To make the movie, filmmakers traveled to eight countries throughout Europe. They conducted on-camera interviews with a variety of experts and commentators and captured footage at historical sites associated with the early days of Protestantism.
The film includes an original music score, as well as animated sequences done in a style based on the art of Luther's day.
In communication with Church Militant last year, Braun stated, "The viewers will be able to learn how far the popular, politically correct Luther is from the real historical one."
Braun said he learned during his research for the film that some of Germany's most brutal political leaders trumpeted Luther in their propaganda. The German Empire's anti-Catholic Chancellor Otto von Bismarck, East German Communist ruler Erich Honecker and even Nazi leader Adolf Hilter cited Luther as an influence. Braun was stunned to realize that the "majority of the memorials, monuments, museums and academic narrations about Luther and his revolution were produced for propaganda purposes by those brutal regimes."

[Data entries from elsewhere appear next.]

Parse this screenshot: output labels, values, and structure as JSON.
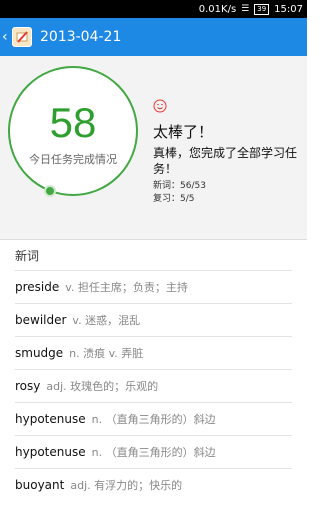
{
  "status_bar": {
    "speed": "0.01K/s",
    "battery": "39",
    "time": "15:07"
  },
  "app_bar": {
    "title": "2013-04-21"
  },
  "summary": {
    "score": "58",
    "caption": "今日任务完成情况",
    "headline": "太棒了！",
    "message": "真棒，您完成了全部学习任务！",
    "new_words": "新词：56/53",
    "review": "复习：5/5",
    "ring_progress": 1.0
  },
  "colors": {
    "accent": "#1e88e5",
    "success": "#2e9f2e",
    "smile": "#e53935"
  },
  "section": {
    "title": "新词"
  },
  "words": [
    {
      "word": "preside",
      "def": "v. 担任主席；负责；主持"
    },
    {
      "word": "bewilder",
      "def": "v. 迷惑，混乱"
    },
    {
      "word": "smudge",
      "def": "n. 渍痕 v. 弄脏"
    },
    {
      "word": "rosy",
      "def": "adj. 玫瑰色的；乐观的"
    },
    {
      "word": "hypotenuse",
      "def": "n. （直角三角形的）斜边"
    },
    {
      "word": "hypotenuse",
      "def": "n. （直角三角形的）斜边"
    },
    {
      "word": "buoyant",
      "def": "adj. 有浮力的；快乐的"
    }
  ]
}
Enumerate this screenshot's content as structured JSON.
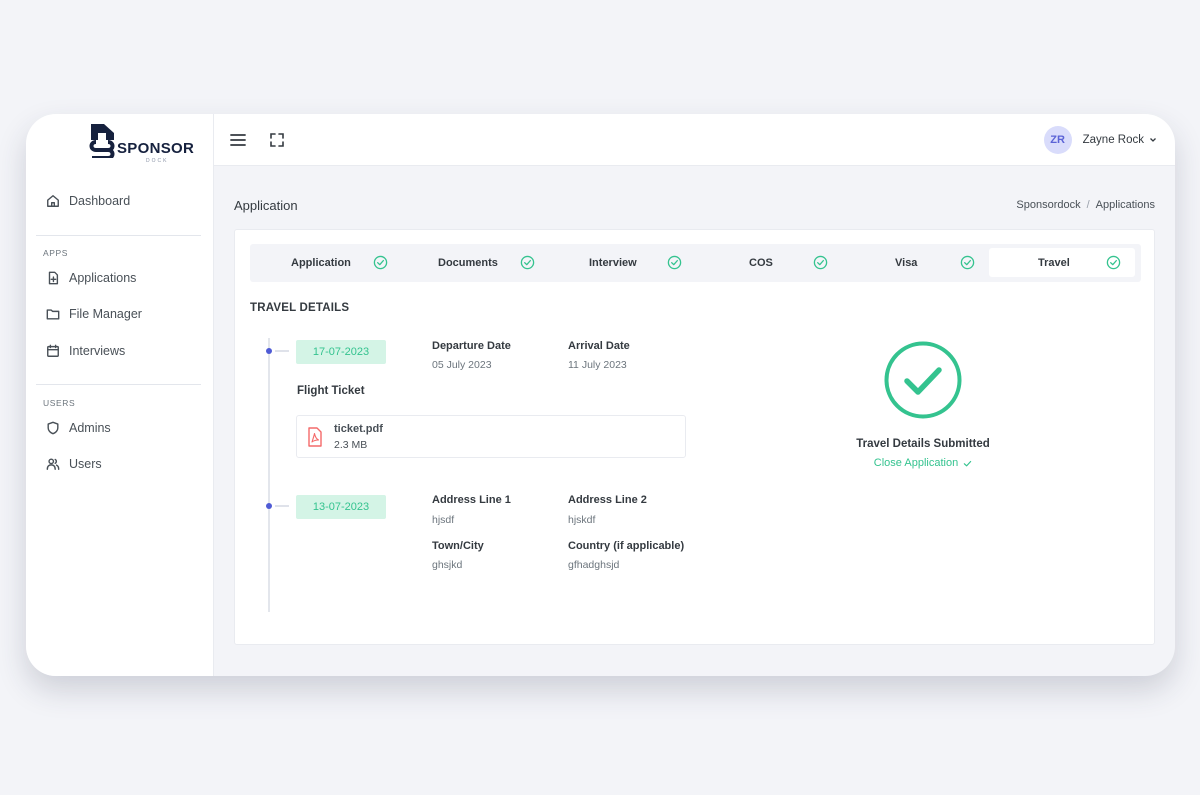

The trailer for the English-language version of the film notes that people have often recast Luther as a model of ideas and ideologies that they want to promote — such as certain notions of liberty or some strains of feminism. Making a similar point, the trailer includes b-roll of a store shelf where Luther's name and image are used as marketing for a cornucopia of products, including mustard, coffee beans and mixed nuts.
In March this year, the Swedish diocese of Stockholm spoke out against Braun's film after several showings in Sweden. A press release from the diocese accused the film of being divisive and "hateful" and noted that some viewers felt the film "does not portray Luther and the emergence of the Reformation in a fair way."
Braun told Church Militant how he would respond to the statement.
"This is a serious and grave accusation, and that's why I have my suspicions," the director stated. "I don't know these people, and I don't know the author of this irresponsible and idiotic note."
The Stockholm diocese claimed the film could damage "ecumenism" between Catholics and Protestants. Braun replied that "ecumenism is probably the most important — and maybe even the only — thing that they think the Catholic faith is about."